PROBLEM REQUIREMENTS: For the data below, the lines that hold "NewTask" should be counted; only the resulting number is expected.

EXERCISE DATA:
"""
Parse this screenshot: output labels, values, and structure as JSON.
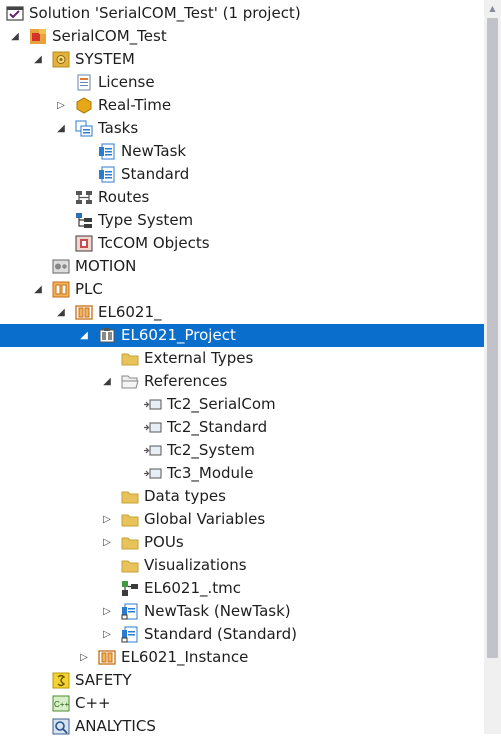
{
  "tree": [
    {
      "label": "Solution 'SerialCOM_Test' (1 project)",
      "level": 0,
      "exp": "none",
      "icon": "vs-solution-icon",
      "selected": false
    },
    {
      "label": "SerialCOM_Test",
      "level": 1,
      "exp": "expanded",
      "icon": "twincat-project-icon",
      "selected": false
    },
    {
      "label": "SYSTEM",
      "level": 2,
      "exp": "expanded",
      "icon": "system-icon",
      "selected": false
    },
    {
      "label": "License",
      "level": 3,
      "exp": "none",
      "icon": "license-icon",
      "selected": false
    },
    {
      "label": "Real-Time",
      "level": 3,
      "exp": "collapsed",
      "icon": "realtime-icon",
      "selected": false
    },
    {
      "label": "Tasks",
      "level": 3,
      "exp": "expanded",
      "icon": "tasks-icon",
      "selected": false
    },
    {
      "label": "NewTask",
      "level": 4,
      "exp": "none",
      "icon": "task-icon",
      "selected": false
    },
    {
      "label": "Standard",
      "level": 4,
      "exp": "none",
      "icon": "task-icon",
      "selected": false
    },
    {
      "label": "Routes",
      "level": 3,
      "exp": "none",
      "icon": "routes-icon",
      "selected": false
    },
    {
      "label": "Type System",
      "level": 3,
      "exp": "none",
      "icon": "type-system-icon",
      "selected": false
    },
    {
      "label": "TcCOM Objects",
      "level": 3,
      "exp": "none",
      "icon": "tccom-icon",
      "selected": false
    },
    {
      "label": "MOTION",
      "level": 2,
      "exp": "none",
      "icon": "motion-icon",
      "selected": false
    },
    {
      "label": "PLC",
      "level": 2,
      "exp": "expanded",
      "icon": "plc-icon",
      "selected": false
    },
    {
      "label": "EL6021_",
      "level": 3,
      "exp": "expanded",
      "icon": "plc-project-icon",
      "selected": false
    },
    {
      "label": "EL6021_Project",
      "level": 4,
      "exp": "expanded",
      "icon": "plc-subproject-icon",
      "selected": true
    },
    {
      "label": "External Types",
      "level": 5,
      "exp": "none",
      "icon": "folder-icon",
      "selected": false
    },
    {
      "label": "References",
      "level": 5,
      "exp": "expanded",
      "icon": "open-folder-icon",
      "selected": false
    },
    {
      "label": "Tc2_SerialCom",
      "level": 6,
      "exp": "none",
      "icon": "reference-icon",
      "selected": false
    },
    {
      "label": "Tc2_Standard",
      "level": 6,
      "exp": "none",
      "icon": "reference-icon",
      "selected": false
    },
    {
      "label": "Tc2_System",
      "level": 6,
      "exp": "none",
      "icon": "reference-icon",
      "selected": false
    },
    {
      "label": "Tc3_Module",
      "level": 6,
      "exp": "none",
      "icon": "reference-icon",
      "selected": false
    },
    {
      "label": "Data types",
      "level": 5,
      "exp": "none",
      "icon": "folder-icon",
      "selected": false
    },
    {
      "label": "Global Variables",
      "level": 5,
      "exp": "collapsed",
      "icon": "folder-icon",
      "selected": false
    },
    {
      "label": "POUs",
      "level": 5,
      "exp": "collapsed",
      "icon": "folder-icon",
      "selected": false
    },
    {
      "label": "Visualizations",
      "level": 5,
      "exp": "none",
      "icon": "folder-icon",
      "selected": false
    },
    {
      "label": "EL6021_.tmc",
      "level": 5,
      "exp": "none",
      "icon": "tmc-icon",
      "selected": false
    },
    {
      "label": "NewTask (NewTask)",
      "level": 5,
      "exp": "collapsed",
      "icon": "task-ref-icon",
      "selected": false
    },
    {
      "label": "Standard (Standard)",
      "level": 5,
      "exp": "collapsed",
      "icon": "task-ref-icon",
      "selected": false
    },
    {
      "label": "EL6021_Instance",
      "level": 4,
      "exp": "collapsed",
      "icon": "plc-instance-icon",
      "selected": false
    },
    {
      "label": "SAFETY",
      "level": 2,
      "exp": "none",
      "icon": "safety-icon",
      "selected": false
    },
    {
      "label": "C++",
      "level": 2,
      "exp": "none",
      "icon": "cpp-icon",
      "selected": false
    },
    {
      "label": "ANALYTICS",
      "level": 2,
      "exp": "none",
      "icon": "analytics-icon",
      "selected": false
    }
  ],
  "colors": {
    "selection": "#0a6ecd",
    "folder": "#e8c25b",
    "text": "#1e1e1e"
  }
}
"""
WRITTEN SOLUTION: 2